THIS WEEK’S CANTON INDUCTEE(S)
Carolina QB Cam Newton/Tampa Bay QB Jameis Winston. It’s hard to separate the two with what they did Sunday … so we won’t. Newton throws for five touchdowns; so does Winston. Newton throws for four first-half TDs, so does Winston – joining Marcus Mariota as the only rookies in NFL history to do that. Winston throws for 246 yards; Newton throws for 246. No interceptions for Cam; no interceptions for Winston. Cam wins in a laugher; so does Winston. I think you get the idea.
“It’s just the nature of the game, man. Stuff like this happens. So you’ve just got to stand tall and get through it.” – Baltimore QB Joe Flacco on his season-ending injury.
0-5 – Kirk Cousins’ road record
4—Straight J.J. Watt 10-sack seasons
4 – Lost fumbles by Washington’s Matt Jones
5 – St. Louis turnovers
6 – Adrian Peterson fumbles this year, all at home

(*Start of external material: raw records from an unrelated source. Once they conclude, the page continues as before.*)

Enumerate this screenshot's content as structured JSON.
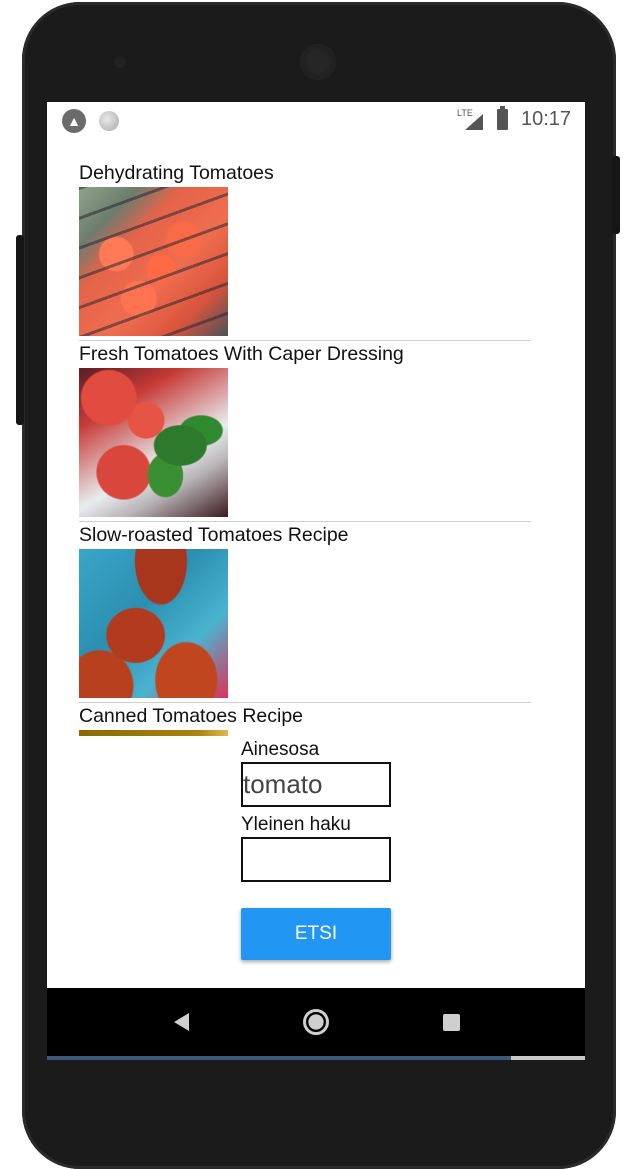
{
  "status_bar": {
    "time": "10:17",
    "network_label": "LTE",
    "left_icons": [
      "app-notification-icon",
      "status-dot-icon"
    ],
    "right_icons": [
      "signal-icon",
      "battery-icon"
    ]
  },
  "recipes": [
    {
      "title": "Dehydrating Tomatoes",
      "image_icon": "dehydrated-tomatoes-photo"
    },
    {
      "title": "Fresh Tomatoes With Caper Dressing",
      "image_icon": "caper-tomatoes-photo"
    },
    {
      "title": "Slow-roasted Tomatoes Recipe",
      "image_icon": "roasted-tomatoes-photo"
    },
    {
      "title": "Canned Tomatoes Recipe",
      "image_icon": "canned-tomatoes-photo"
    }
  ],
  "search_form": {
    "ingredient_label": "Ainesosa",
    "ingredient_value": "tomato",
    "general_label": "Yleinen haku",
    "general_value": "",
    "submit_label": "ETSI"
  },
  "colors": {
    "accent": "#2196f3",
    "device_body": "#1b1b1b",
    "nav_bar": "#000000"
  },
  "nav_bar": {
    "icons": [
      "back-icon",
      "home-icon",
      "recent-apps-icon"
    ]
  }
}
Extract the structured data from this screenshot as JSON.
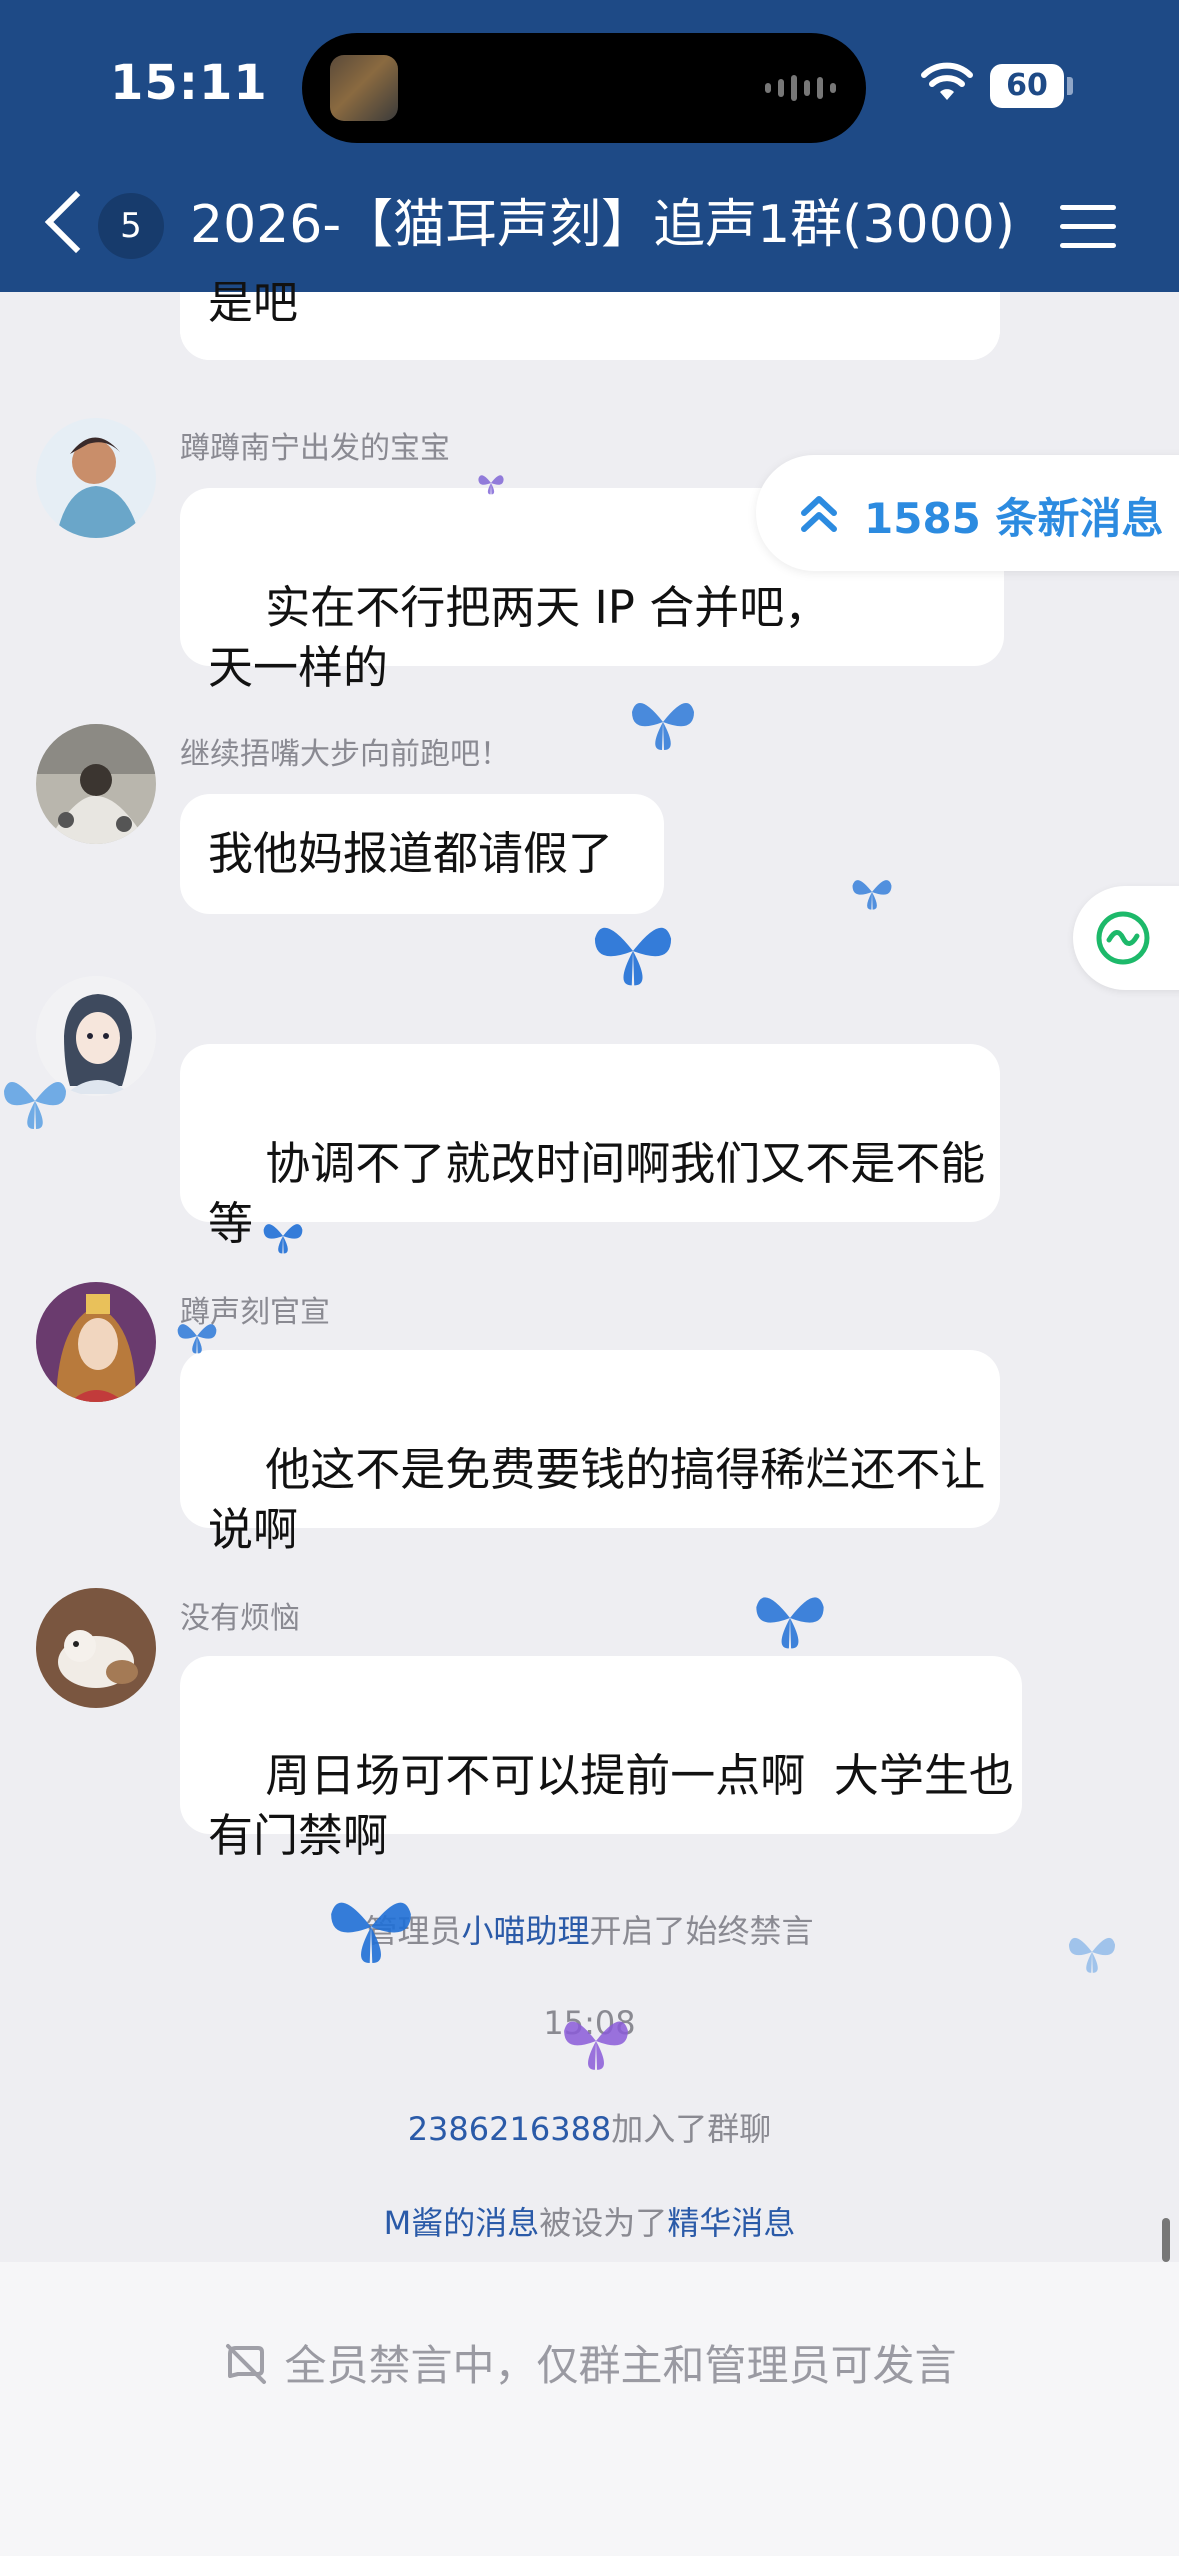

11 — Tyler Eifert touchdowns
12 – Pass-interference penalties by Baltimore this season, most in the league
14 – Yards rushing by Washington
15 – Punts in the St. Louis-Baltimore game
50 – Dez Bryant-Tony Romo TDs, most in Dallas history
137 – Consecutive starts by Joe Flacco, including the playoffs
255 — Yards from scrimmage by Thomas Rawls